India needs to close gaps with China: DRDO chief
The country’s top military scientist has said India’s infrastructure deficit in the defence sector is coming in the way of indigenisation, at a time China is investing billions in building capacities.Updated: Sep 10, 2014 19:59 IST
The country’s top military scientist has said India’s infrastructure deficit in the defence sector is coming in the way of indigenisation, at a time China is investing billions in building capacities.
Defence Research and Development Organisation (DRDO) chief Avinash Chander said India needed to take immediate steps to close the technology gap with China and to sharpen the country’s military edge in the long run.
“China has invested heavily in infrastructure and R&D. It outspends India’s R&D expenditure (more than Rs 15,200 crore) by almost 15 times. There is a huge gap,” he told HT.
India has only one missile testing range, compared to China’s seven. It also lags behind when it comes to facilities and platforms for testing top-end hardware. It has a solitary wind tunnel facility to test aircraft and engine components.
Chander said, “We need at least three wind tunnels. We also need a fighter plane such as the MiG-29 as a flying test best. Availability of test platforms is a serious problem.” He said the evaluation of advanced light towed array sonars (ALTAS) — for detecting and tracking enemy submarines — was stuck for want of a test ship.

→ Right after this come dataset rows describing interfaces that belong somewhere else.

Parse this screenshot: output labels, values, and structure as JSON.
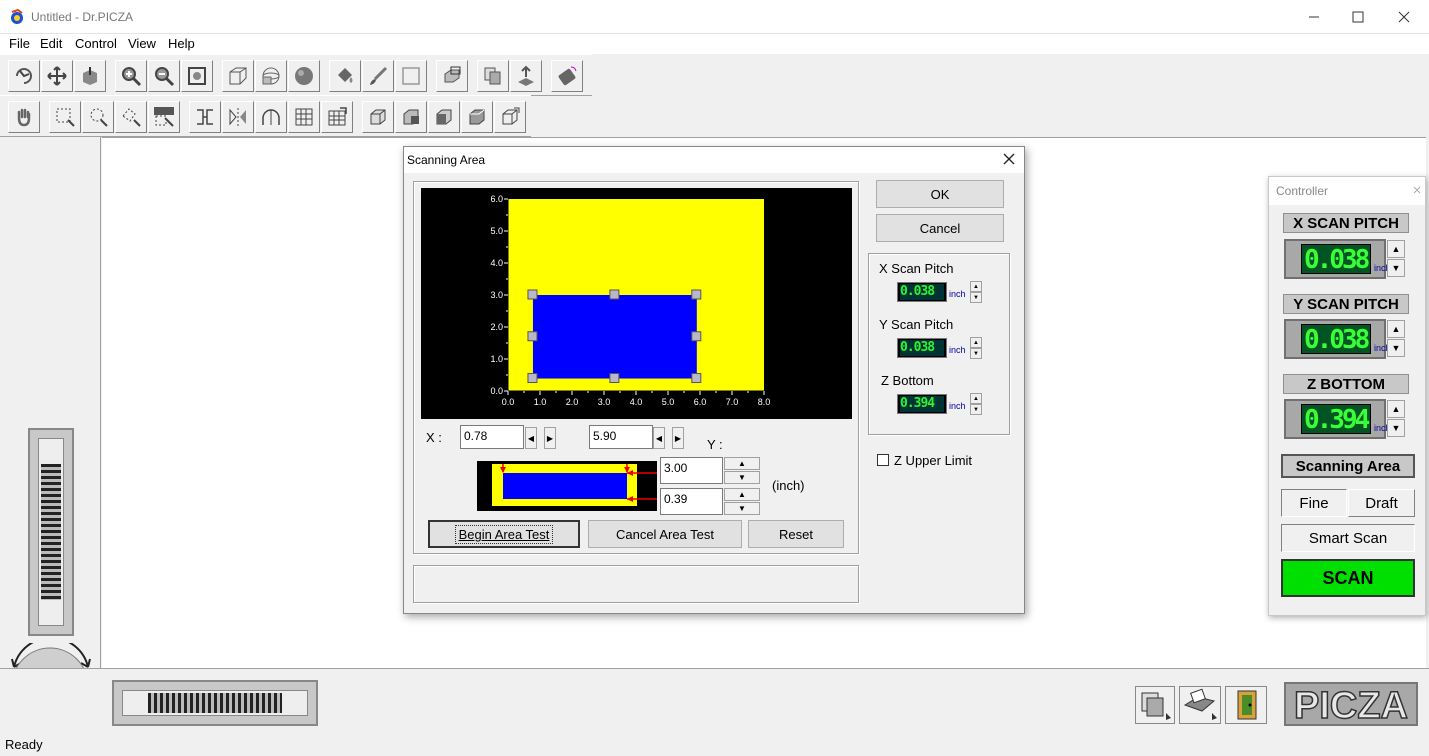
{
  "window": {
    "title": "Untitled - Dr.PICZA"
  },
  "menu": [
    "File",
    "Edit",
    "Control",
    "View",
    "Help"
  ],
  "status": {
    "text": "Ready"
  },
  "dialog": {
    "title": "Scanning Area",
    "ok_label": "OK",
    "cancel_label": "Cancel",
    "x_scan_pitch_label": "X Scan Pitch",
    "x_scan_pitch_value": "0.038",
    "y_scan_pitch_label": "Y Scan Pitch",
    "y_scan_pitch_value": "0.038",
    "z_bottom_label": "Z Bottom",
    "z_bottom_value": "0.394",
    "unit_small": "inch",
    "z_upper_limit_label": "Z Upper Limit",
    "x_label": "X :",
    "y_label": "Y :",
    "x_min": "0.78",
    "x_max": "5.90",
    "y_max": "3.00",
    "y_min": "0.39",
    "unit_label": "(inch)",
    "begin_area_test_label": "Begin Area Test",
    "cancel_area_test_label": "Cancel Area Test",
    "reset_label": "Reset",
    "preview": {
      "x_ticks": [
        "0.0",
        "1.0",
        "2.0",
        "3.0",
        "4.0",
        "5.0",
        "6.0",
        "7.0",
        "8.0"
      ],
      "y_ticks": [
        "0.0",
        "1.0",
        "2.0",
        "3.0",
        "4.0",
        "5.0",
        "6.0"
      ],
      "x_range": [
        0,
        8
      ],
      "y_range": [
        0,
        6
      ],
      "table_width": 8,
      "table_height": 6,
      "scan_area": {
        "x_min": 0.78,
        "x_max": 5.9,
        "y_min": 0.39,
        "y_max": 3.0
      },
      "table_color": "#ffff00",
      "scan_color": "#0000ff"
    }
  },
  "controller": {
    "title": "Controller",
    "x_scan_pitch_label": "X SCAN PITCH",
    "x_scan_pitch_value": "0.038",
    "y_scan_pitch_label": "Y SCAN PITCH",
    "y_scan_pitch_value": "0.038",
    "z_bottom_label": "Z BOTTOM",
    "z_bottom_value": "0.394",
    "unit": "inch",
    "scanning_area_label": "Scanning Area",
    "fine_label": "Fine",
    "draft_label": "Draft",
    "smart_scan_label": "Smart Scan",
    "scan_label": "SCAN",
    "scan_color": "#00e000"
  },
  "logo_text": "PICZA",
  "toolbar1_icons": [
    "rotate-object-icon",
    "move-icon",
    "axis-icon",
    "zoom-in-icon",
    "zoom-out-icon",
    "zoom-fit-icon",
    "wireframe-icon",
    "mesh-icon",
    "shaded-icon",
    "paint-bucket-icon",
    "brush-icon",
    "square-icon",
    "frame-cube-icon",
    "copy-layers-icon",
    "scan-layers-icon",
    "remote-control-icon"
  ],
  "toolbar2_icons": [
    "hand-icon",
    "select-rectangle-icon",
    "select-lasso-icon",
    "select-polygon-icon",
    "scan-select-icon",
    "measure-icon",
    "mirror-icon",
    "arch-icon",
    "grid-icon",
    "grid-edit-icon",
    "box-1-icon",
    "box-2-icon",
    "box-3-icon",
    "box-4-icon",
    "box-5-icon"
  ]
}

He acknowledged China had moved up the value chain in high-tech defence hardware — it has tested an anti-satellite weapon, is working on a stealth fighter project and is ready to deploy an advanced submarine-launched ballistic missile.
The DRDO chief said India should look at the Chinese model of creating its own military-industrial complex to boost indigenisation. “More than 4 lakh people work in the Chinese aerospace sector, compared to less than 40,000 in India,” he said.
He said India should have a “composite policy” to link big-ticket imports to inflow of cutting-edge technology. “China pursues such a policy vigourously. If Beijing were to import 126 fighters (referring to India’s almost-done fighter deal), it would have ensured that engines were produced in China.”
One of the top priorities for the NDA government is to speed up indigenisation and transform the country from the world’s biggest arms importer into an export powerhouse.